      Sven Ringling

      I agree with most of your points and certainly with the general idea that HR should and could make a stronger and more visible contribution to biz strategy.

      But how is this going to happen? HR has been the said to have a much more strategic role in 3 years time for about 20 years now 🙁

      I can see 2 roadblocks HR can address themselves (not meant to be comprehensive), but just talking more about how strategic HR is, is not one of them (against common wisdom, which often emphasises on HR just need to make themselves heard more)

      1) understand the business.

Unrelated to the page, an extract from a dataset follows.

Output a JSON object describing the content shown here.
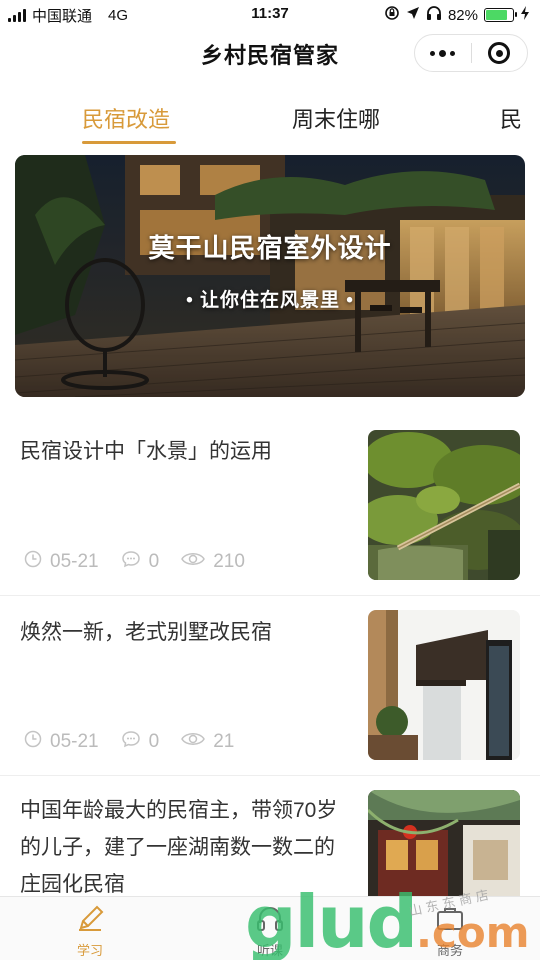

      Your comment about many HR pros having valuable experience outside HR does not match my experience. I am constantly disappointed, when asking HR pros incl director level about the business. Mentioning shareholder value often gets answered by "that's not our focus. We are longterm rather than looking after short term profit". Excuse me? I'm not a CFO, but the components of shv. always included a time element in my book. Call it "competitive advantage period" or whatever you want it, but it's there and it's a component HR can influence in particular (it certainly can do it for the cost element as well, but that's less fun). In a workshop with HR BPs to develop a value graph with ideas how HR adds shv. for a particular organisation, I was first shocked about how little thought BPs had ever given to the "B", but then it turned out they engaged quickly and developed ideas.

      2) almost leads immediately to: engage with line managers. I see it in biz cases for HR systems: HR and IT try to justify e.g. new learning or recruitment systems. Well, if it's assumed that getting new salesreps on board faster and training them in new products faster boosts sales, then the Sales Director is the one to talk to!

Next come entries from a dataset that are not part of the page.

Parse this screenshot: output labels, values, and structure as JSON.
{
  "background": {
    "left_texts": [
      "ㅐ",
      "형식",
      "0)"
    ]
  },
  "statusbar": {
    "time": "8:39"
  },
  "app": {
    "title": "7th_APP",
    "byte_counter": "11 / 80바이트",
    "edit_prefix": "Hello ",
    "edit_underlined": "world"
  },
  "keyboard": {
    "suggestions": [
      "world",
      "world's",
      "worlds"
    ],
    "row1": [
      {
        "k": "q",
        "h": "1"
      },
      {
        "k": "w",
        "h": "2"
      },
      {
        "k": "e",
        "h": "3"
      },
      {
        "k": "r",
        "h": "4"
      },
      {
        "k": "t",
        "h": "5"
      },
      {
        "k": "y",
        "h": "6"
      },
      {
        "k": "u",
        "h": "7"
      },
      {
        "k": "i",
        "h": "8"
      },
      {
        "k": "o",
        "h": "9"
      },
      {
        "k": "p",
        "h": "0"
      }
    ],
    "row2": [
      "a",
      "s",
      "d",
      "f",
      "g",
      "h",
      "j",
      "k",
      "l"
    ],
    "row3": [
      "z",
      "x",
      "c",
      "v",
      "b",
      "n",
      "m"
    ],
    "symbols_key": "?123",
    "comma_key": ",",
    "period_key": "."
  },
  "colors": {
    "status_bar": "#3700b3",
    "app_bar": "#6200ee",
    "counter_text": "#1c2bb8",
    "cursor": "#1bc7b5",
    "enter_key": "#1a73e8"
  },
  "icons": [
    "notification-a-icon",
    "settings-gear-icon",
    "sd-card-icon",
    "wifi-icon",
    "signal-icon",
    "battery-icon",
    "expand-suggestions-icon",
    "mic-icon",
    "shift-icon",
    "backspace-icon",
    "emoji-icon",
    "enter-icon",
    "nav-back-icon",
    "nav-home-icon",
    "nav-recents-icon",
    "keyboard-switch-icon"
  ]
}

      When MSS reports and processes are designed, why are there so few line managers in the workshops?

      And why is there still so much reluctance to give line managers access to a wide range of online reports and processes?

      I'm not saying it's all HR's fault. If two parties aren't talking enough or not about the right things, it's rarely only one party's fault.

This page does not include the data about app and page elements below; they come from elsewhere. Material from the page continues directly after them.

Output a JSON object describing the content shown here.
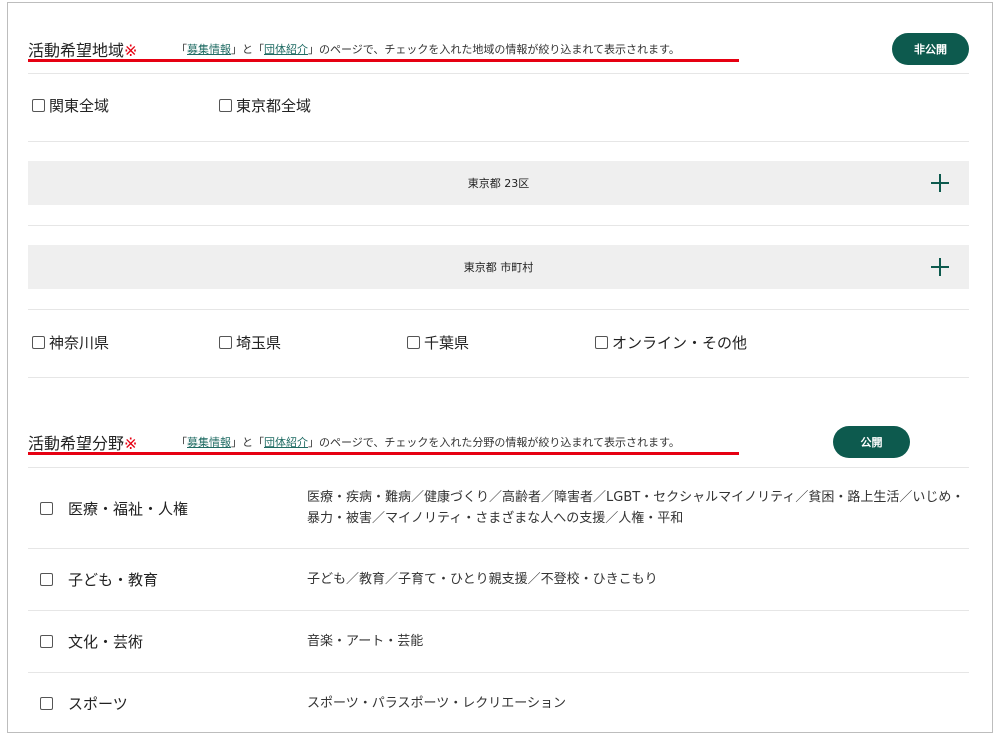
{
  "region": {
    "title": "活動希望地域",
    "required_mark": "※",
    "note_open": "「",
    "note_link1": "募集情報",
    "note_mid": "」と「",
    "note_link2": "団体紹介",
    "note_rest": "」のページで、チェックを入れた地域の情報が絞り込まれて表示されます。",
    "visibility_label": "非公開",
    "row1": [
      "関東全域",
      "東京都全域"
    ],
    "accordions": [
      "東京都 23区",
      "東京都 市町村"
    ],
    "row2": [
      "神奈川県",
      "埼玉県",
      "千葉県",
      "オンライン・その他"
    ]
  },
  "field": {
    "title": "活動希望分野",
    "required_mark": "※",
    "note_open": "「",
    "note_link1": "募集情報",
    "note_mid": "」と「",
    "note_link2": "団体紹介",
    "note_rest": "」のページで、チェックを入れた分野の情報が絞り込まれて表示されます。",
    "visibility_label": "公開",
    "rows": [
      {
        "name": "医療・福祉・人権",
        "desc": "医療・疾病・難病／健康づくり／高齢者／障害者／LGBT・セクシャルマイノリティ／貧困・路上生活／いじめ・暴力・被害／マイノリティ・さまざまな人への支援／人権・平和"
      },
      {
        "name": "子ども・教育",
        "desc": "子ども／教育／子育て・ひとり親支援／不登校・ひきこもり"
      },
      {
        "name": "文化・芸術",
        "desc": "音楽・アート・芸能"
      },
      {
        "name": "スポーツ",
        "desc": "スポーツ・パラスポーツ・レクリエーション"
      }
    ]
  },
  "colors": {
    "accent_green": "#0d5a4e",
    "required_red": "#e60012",
    "link_green": "#1f6b63"
  },
  "icons": {
    "accordion_expand": "plus-icon"
  }
}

      But I am convinced HR needs to be out there more developing HR tools as well as strategy WITH line managers rather than sitting in their room and dreaming sth up FOR them.

      The BP approach has the right name. Unfortunately they hide behind (or are pushed into) legal and HR Ops nitty gritty to much. One reason is the lack of basic biz knowledge (small example: I had a client where HRD and CFO were at loggerheads over a performance mgt system. No sensible conversation any more. HR brought me into a meeting. Icy. Then I could demonstrate I didn't need any explanation, when he talked about economic value added as their new leading KPI. All turned round in a minute, because he found someone to talk to. A very fruitful meeting)

      Author's profile photo Former Member
      Former Member

      Thanks for sharing your experience, Sven. It’s always great to hear other points of view. It is Interesting you mention that you believe HR’s focus does not align with finance and other senior stakeholders, and that there is often a lack of communication between HR and Sales when purchasing new software. How do you think one could bridge the gap? Do you think with the emergence of social collaboration tools this will become less of a factor?

      Author's profile photo Sven Ringling
      Sven Ringling

      Hi Laura,

      Not sure. Social collaboration does make some things easier, but it can also be an excuse for not picking up the phone and call or walk into the office across the courtyard.

      If the culture doesn't support cross functional comms (and that includes listening as much as talking) technology doesn't. But I think it can support chsnge to a certain degree.

      Author's profile photo Former Member
      Former Member

      It's an interesting discussion Laura & Sven. I definitely agree with Sven in that it does make some things easier but it can also lead to people not picking up the phone or walking across the room and we end up with a culture where nobody speaks face to face which can only be detrimental to the business.